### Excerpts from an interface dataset
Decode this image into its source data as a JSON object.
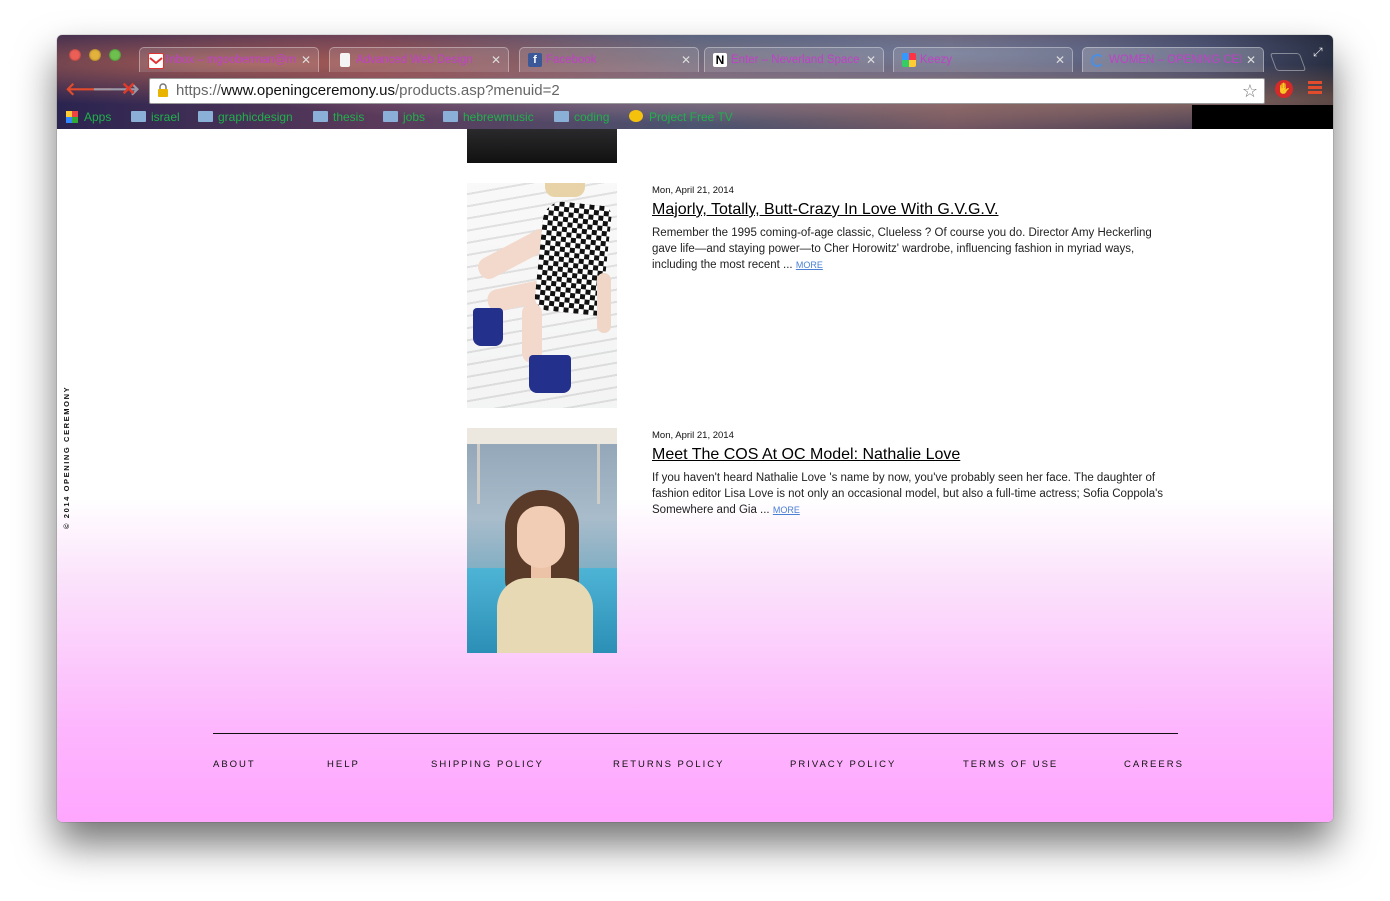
{
  "browser": {
    "tabs": [
      {
        "title": "Inbox – mgooberman@m",
        "icon": "gmail-icon",
        "active": false
      },
      {
        "title": "Advanced Web Design",
        "icon": "document-icon",
        "active": false
      },
      {
        "title": "Facebook",
        "icon": "facebook-icon",
        "active": false
      },
      {
        "title": "Enter – Neverland Space",
        "icon": "n-logo-icon",
        "active": false
      },
      {
        "title": "Keezy",
        "icon": "keezy-icon",
        "active": false
      },
      {
        "title": "WOMEN – OPENING CERE",
        "icon": "loading-spinner-icon",
        "active": true
      }
    ],
    "url_scheme": "https://",
    "url_domain": "www.openingceremony.us",
    "url_path": "/products.asp?menuid=2",
    "bookmarks": [
      {
        "label": "Apps",
        "icon": "apps-grid-icon"
      },
      {
        "label": "israel",
        "icon": "folder-icon"
      },
      {
        "label": "graphicdesign",
        "icon": "folder-icon"
      },
      {
        "label": "thesis",
        "icon": "folder-icon"
      },
      {
        "label": "jobs",
        "icon": "folder-icon"
      },
      {
        "label": "hebrewmusic",
        "icon": "folder-icon"
      },
      {
        "label": "coding",
        "icon": "folder-icon"
      },
      {
        "label": "Project Free TV",
        "icon": "project-free-tv-icon"
      }
    ]
  },
  "page": {
    "side_copyright": "© 2014 OPENING CEREMONY",
    "posts": [
      {
        "date": "Mon, April 21, 2014",
        "title": "Majorly, Totally, Butt-Crazy In Love With G.V.G.V.",
        "excerpt": "Remember the 1995 coming-of-age classic,  Clueless ? Of course you do. Director Amy Heckerling gave life—and staying power—to Cher Horowitz' wardrobe, influencing fashion in myriad ways, including the most recent ...",
        "more": "MORE"
      },
      {
        "date": "Mon, April 21, 2014",
        "title": "Meet The COS At OC Model: Nathalie Love",
        "excerpt": "If you haven't heard Nathalie Love 's name by now, you've probably seen her face. The daughter of fashion editor Lisa Love is not only an occasional model, but also a full-time actress; Sofia Coppola's Somewhere and Gia ...",
        "more": "MORE"
      }
    ],
    "footer_links": [
      "ABOUT",
      "HELP",
      "SHIPPING POLICY",
      "RETURNS POLICY",
      "PRIVACY POLICY",
      "TERMS OF USE",
      "CAREERS"
    ]
  }
}
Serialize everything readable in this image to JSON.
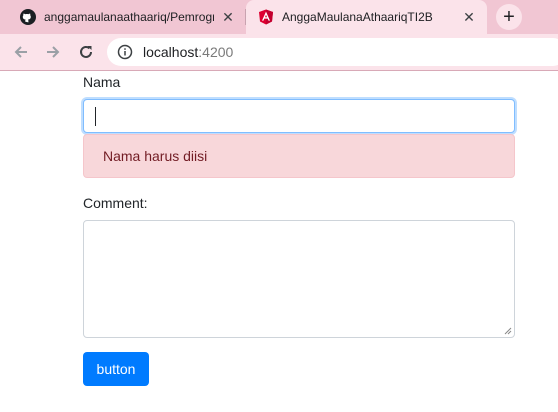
{
  "browser": {
    "tabs": [
      {
        "title": "anggamaulanaathaariq/Pemrogra",
        "favicon": "github-icon",
        "close": "✕"
      },
      {
        "title": "AnggaMaulanaAthaariqTI2B",
        "favicon": "angular-icon",
        "close": "✕"
      }
    ],
    "new_tab": "+",
    "address": {
      "host": "localhost",
      "port": ":4200"
    },
    "colors": {
      "tabbar": "#f1c6d3",
      "toolbar": "#fbe3ea"
    }
  },
  "form": {
    "nama_label": "Nama",
    "nama_value": "",
    "nama_error": "Nama harus diisi",
    "comment_label": "Comment:",
    "comment_value": "",
    "submit_label": "button"
  },
  "colors": {
    "primary": "#007bff",
    "error_bg": "#f8d7da",
    "error_text": "#721c24",
    "focus_border": "#80bdff"
  }
}
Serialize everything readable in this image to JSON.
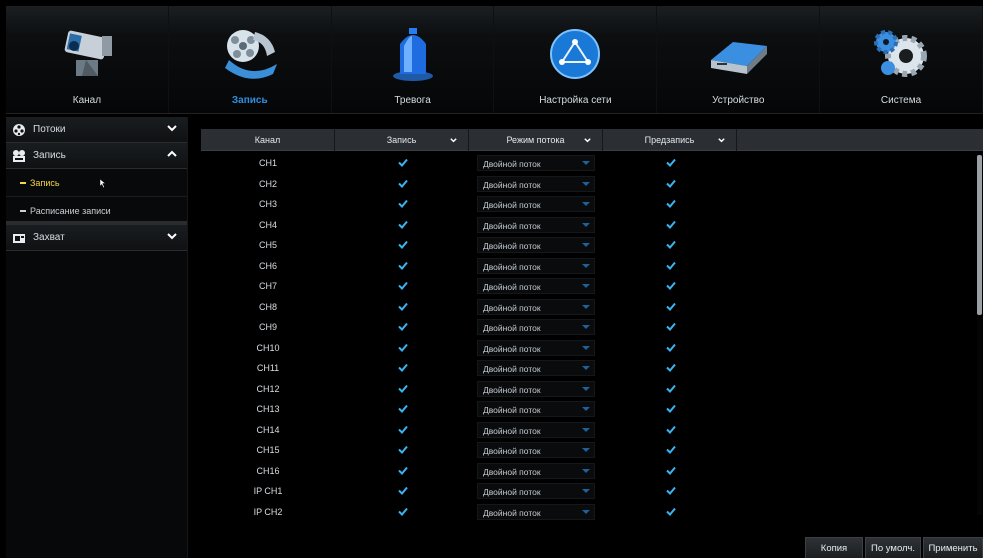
{
  "nav": {
    "tabs": [
      {
        "label": "Канал",
        "icon": "camera-icon",
        "active": false
      },
      {
        "label": "Запись",
        "icon": "film-reel-icon",
        "active": true
      },
      {
        "label": "Тревога",
        "icon": "alarm-siren-icon",
        "active": false
      },
      {
        "label": "Настройка сети",
        "icon": "network-globe-icon",
        "active": false
      },
      {
        "label": "Устройство",
        "icon": "hard-drive-icon",
        "active": false
      },
      {
        "label": "Система",
        "icon": "gears-icon",
        "active": false
      }
    ]
  },
  "sidebar": {
    "groups": [
      {
        "label": "Потоки",
        "icon": "stream-icon",
        "expanded": false
      },
      {
        "label": "Запись",
        "icon": "record-icon",
        "expanded": true,
        "items": [
          {
            "label": "Запись",
            "active": true
          },
          {
            "label": "Расписание записи",
            "active": false
          }
        ]
      },
      {
        "label": "Захват",
        "icon": "capture-icon",
        "expanded": false
      }
    ]
  },
  "table": {
    "columns": {
      "channel": "Канал",
      "record": "Запись",
      "stream_mode": "Режим потока",
      "prerecord": "Предзапись"
    },
    "rows": [
      {
        "channel": "CH1",
        "record": true,
        "stream_mode": "Двойной поток",
        "prerecord": true
      },
      {
        "channel": "CH2",
        "record": true,
        "stream_mode": "Двойной поток",
        "prerecord": true
      },
      {
        "channel": "CH3",
        "record": true,
        "stream_mode": "Двойной поток",
        "prerecord": true
      },
      {
        "channel": "CH4",
        "record": true,
        "stream_mode": "Двойной поток",
        "prerecord": true
      },
      {
        "channel": "CH5",
        "record": true,
        "stream_mode": "Двойной поток",
        "prerecord": true
      },
      {
        "channel": "CH6",
        "record": true,
        "stream_mode": "Двойной поток",
        "prerecord": true
      },
      {
        "channel": "CH7",
        "record": true,
        "stream_mode": "Двойной поток",
        "prerecord": true
      },
      {
        "channel": "CH8",
        "record": true,
        "stream_mode": "Двойной поток",
        "prerecord": true
      },
      {
        "channel": "CH9",
        "record": true,
        "stream_mode": "Двойной поток",
        "prerecord": true
      },
      {
        "channel": "CH10",
        "record": true,
        "stream_mode": "Двойной поток",
        "prerecord": true
      },
      {
        "channel": "CH11",
        "record": true,
        "stream_mode": "Двойной поток",
        "prerecord": true
      },
      {
        "channel": "CH12",
        "record": true,
        "stream_mode": "Двойной поток",
        "prerecord": true
      },
      {
        "channel": "CH13",
        "record": true,
        "stream_mode": "Двойной поток",
        "prerecord": true
      },
      {
        "channel": "CH14",
        "record": true,
        "stream_mode": "Двойной поток",
        "prerecord": true
      },
      {
        "channel": "CH15",
        "record": true,
        "stream_mode": "Двойной поток",
        "prerecord": true
      },
      {
        "channel": "CH16",
        "record": true,
        "stream_mode": "Двойной поток",
        "prerecord": true
      },
      {
        "channel": "IP CH1",
        "record": true,
        "stream_mode": "Двойной поток",
        "prerecord": true
      },
      {
        "channel": "IP CH2",
        "record": true,
        "stream_mode": "Двойной поток",
        "prerecord": true
      }
    ]
  },
  "buttons": {
    "copy": "Копия",
    "default": "По умолч.",
    "apply": "Применить"
  },
  "colors": {
    "accent": "#2f8fe0",
    "active_sub": "#f5d34a",
    "check": "#39b4f0"
  }
}
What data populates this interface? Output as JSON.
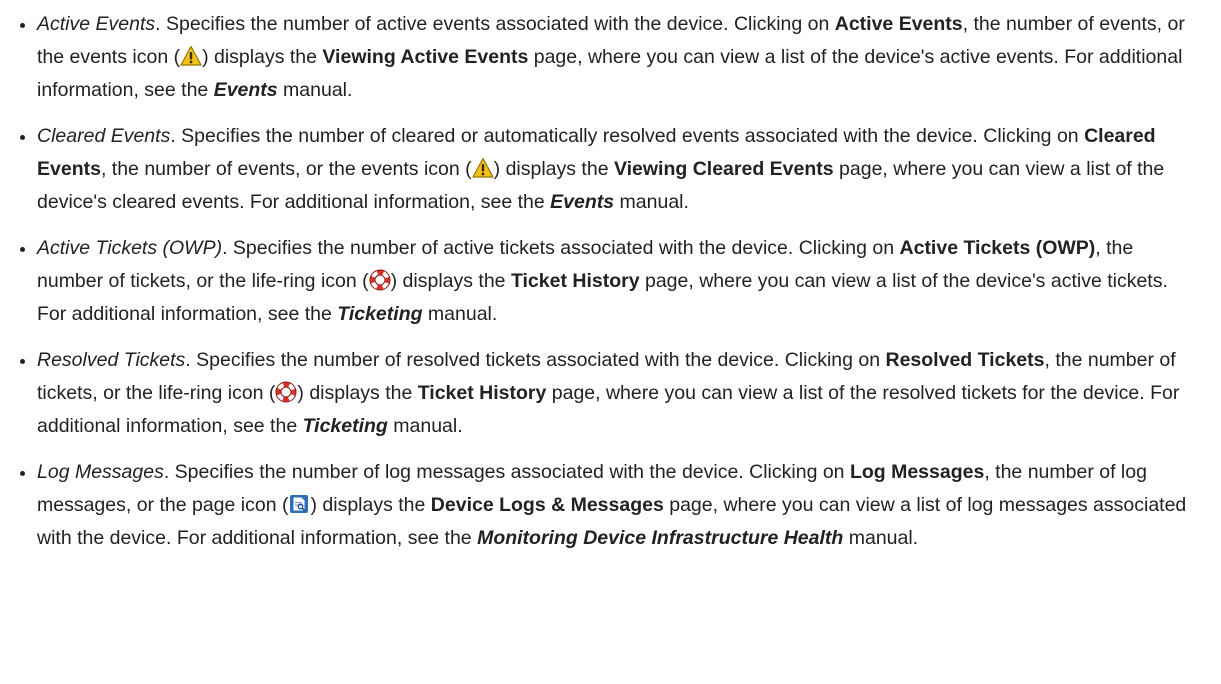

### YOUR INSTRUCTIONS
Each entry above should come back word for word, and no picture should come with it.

### ANSWER TO THIS PROBLEM
Decode this image into its source data as a JSON object.
{
  "browser": {
    "tabs": [
      {
        "title": "Inbox – mgooberman@m",
        "icon": "gmail-icon",
        "active": false
      },
      {
        "title": "Advanced Web Design",
        "icon": "document-icon",
        "active": false
      },
      {
        "title": "Facebook",
        "icon": "facebook-icon",
        "active": false
      },
      {
        "title": "Enter – Neverland Space",
        "icon": "n-logo-icon",
        "active": false
      },
      {
        "title": "Keezy",
        "icon": "keezy-icon",
        "active": false
      },
      {
        "title": "WOMEN – OPENING CERE",
        "icon": "loading-spinner-icon",
        "active": true
      }
    ],
    "url_scheme": "https://",
    "url_domain": "www.openingceremony.us",
    "url_path": "/products.asp?menuid=2",
    "bookmarks": [
      {
        "label": "Apps",
        "icon": "apps-grid-icon"
      },
      {
        "label": "israel",
        "icon": "folder-icon"
      },
      {
        "label": "graphicdesign",
        "icon": "folder-icon"
      },
      {
        "label": "thesis",
        "icon": "folder-icon"
      },
      {
        "label": "jobs",
        "icon": "folder-icon"
      },
      {
        "label": "hebrewmusic",
        "icon": "folder-icon"
      },
      {
        "label": "coding",
        "icon": "folder-icon"
      },
      {
        "label": "Project Free TV",
        "icon": "project-free-tv-icon"
      }
    ]
  },
  "page": {
    "side_copyright": "© 2014 OPENING CEREMONY",
    "posts": [
      {
        "date": "Mon, April 21, 2014",
        "title": "Majorly, Totally, Butt-Crazy In Love With G.V.G.V.",
        "excerpt": "Remember the 1995 coming-of-age classic,  Clueless ? Of course you do. Director Amy Heckerling gave life—and staying power—to Cher Horowitz' wardrobe, influencing fashion in myriad ways, including the most recent ...",
        "more": "MORE"
      },
      {
        "date": "Mon, April 21, 2014",
        "title": "Meet The COS At OC Model: Nathalie Love",
        "excerpt": "If you haven't heard Nathalie Love 's name by now, you've probably seen her face. The daughter of fashion editor Lisa Love is not only an occasional model, but also a full-time actress; Sofia Coppola's Somewhere and Gia ...",
        "more": "MORE"
      }
    ],
    "footer_links": [
      "ABOUT",
      "HELP",
      "SHIPPING POLICY",
      "RETURNS POLICY",
      "PRIVACY POLICY",
      "TERMS OF USE",
      "CAREERS"
    ]
  }
}
Serialize everything readable in this image to JSON.
{
  "browser": {
    "tabs": [
      {
        "title": "anggamaulanaathaariq/Pemrogra",
        "favicon": "github-icon",
        "close": "✕"
      },
      {
        "title": "AnggaMaulanaAthaariqTI2B",
        "favicon": "angular-icon",
        "close": "✕"
      }
    ],
    "new_tab": "+",
    "address": {
      "host": "localhost",
      "port": ":4200"
    },
    "colors": {
      "tabbar": "#f1c6d3",
      "toolbar": "#fbe3ea"
    }
  },
  "form": {
    "nama_label": "Nama",
    "nama_value": "",
    "nama_error": "Nama harus diisi",
    "comment_label": "Comment:",
    "comment_value": "",
    "submit_label": "button"
  },
  "colors": {
    "primary": "#007bff",
    "error_bg": "#f8d7da",
    "error_text": "#721c24",
    "focus_border": "#80bdff"
  }
}
Serialize everything readable in this image to JSON.
{
  "nav": {
    "tabs": [
      {
        "label": "Канал",
        "icon": "camera-icon",
        "active": false
      },
      {
        "label": "Запись",
        "icon": "film-reel-icon",
        "active": true
      },
      {
        "label": "Тревога",
        "icon": "alarm-siren-icon",
        "active": false
      },
      {
        "label": "Настройка сети",
        "icon": "network-globe-icon",
        "active": false
      },
      {
        "label": "Устройство",
        "icon": "hard-drive-icon",
        "active": false
      },
      {
        "label": "Система",
        "icon": "gears-icon",
        "active": false
      }
    ]
  },
  "sidebar": {
    "groups": [
      {
        "label": "Потоки",
        "icon": "stream-icon",
        "expanded": false
      },
      {
        "label": "Запись",
        "icon": "record-icon",
        "expanded": true,
        "items": [
          {
            "label": "Запись",
            "active": true
          },
          {
            "label": "Расписание записи",
            "active": false
          }
        ]
      },
      {
        "label": "Захват",
        "icon": "capture-icon",
        "expanded": false
      }
    ]
  },
  "table": {
    "columns": {
      "channel": "Канал",
      "record": "Запись",
      "stream_mode": "Режим потока",
      "prerecord": "Предзапись"
    },
    "rows": [
      {
        "channel": "CH1",
        "record": true,
        "stream_mode": "Двойной поток",
        "prerecord": true
      },
      {
        "channel": "CH2",
        "record": true,
        "stream_mode": "Двойной поток",
        "prerecord": true
      },
      {
        "channel": "CH3",
        "record": true,
        "stream_mode": "Двойной поток",
        "prerecord": true
      },
      {
        "channel": "CH4",
        "record": true,
        "stream_mode": "Двойной поток",
        "prerecord": true
      },
      {
        "channel": "CH5",
        "record": true,
        "stream_mode": "Двойной поток",
        "prerecord": true
      },
      {
        "channel": "CH6",
        "record": true,
        "stream_mode": "Двойной поток",
        "prerecord": true
      },
      {
        "channel": "CH7",
        "record": true,
        "stream_mode": "Двойной поток",
        "prerecord": true
      },
      {
        "channel": "CH8",
        "record": true,
        "stream_mode": "Двойной поток",
        "prerecord": true
      },
      {
        "channel": "CH9",
        "record": true,
        "stream_mode": "Двойной поток",
        "prerecord": true
      },
      {
        "channel": "CH10",
        "record": true,
        "stream_mode": "Двойной поток",
        "prerecord": true
      },
      {
        "channel": "CH11",
        "record": true,
        "stream_mode": "Двойной поток",
        "prerecord": true
      },
      {
        "channel": "CH12",
        "record": true,
        "stream_mode": "Двойной поток",
        "prerecord": true
      },
      {
        "channel": "CH13",
        "record": true,
        "stream_mode": "Двойной поток",
        "prerecord": true
      },
      {
        "channel": "CH14",
        "record": true,
        "stream_mode": "Двойной поток",
        "prerecord": true
      },
      {
        "channel": "CH15",
        "record": true,
        "stream_mode": "Двойной поток",
        "prerecord": true
      },
      {
        "channel": "CH16",
        "record": true,
        "stream_mode": "Двойной поток",
        "prerecord": true
      },
      {
        "channel": "IP CH1",
        "record": true,
        "stream_mode": "Двойной поток",
        "prerecord": true
      },
      {
        "channel": "IP CH2",
        "record": true,
        "stream_mode": "Двойной поток",
        "prerecord": true
      }
    ]
  },
  "buttons": {
    "copy": "Копия",
    "default": "По умолч.",
    "apply": "Применить"
  },
  "colors": {
    "accent": "#2f8fe0",
    "active_sub": "#f5d34a",
    "check": "#39b4f0"
  }
}
What data populates this interface? Output as JSON.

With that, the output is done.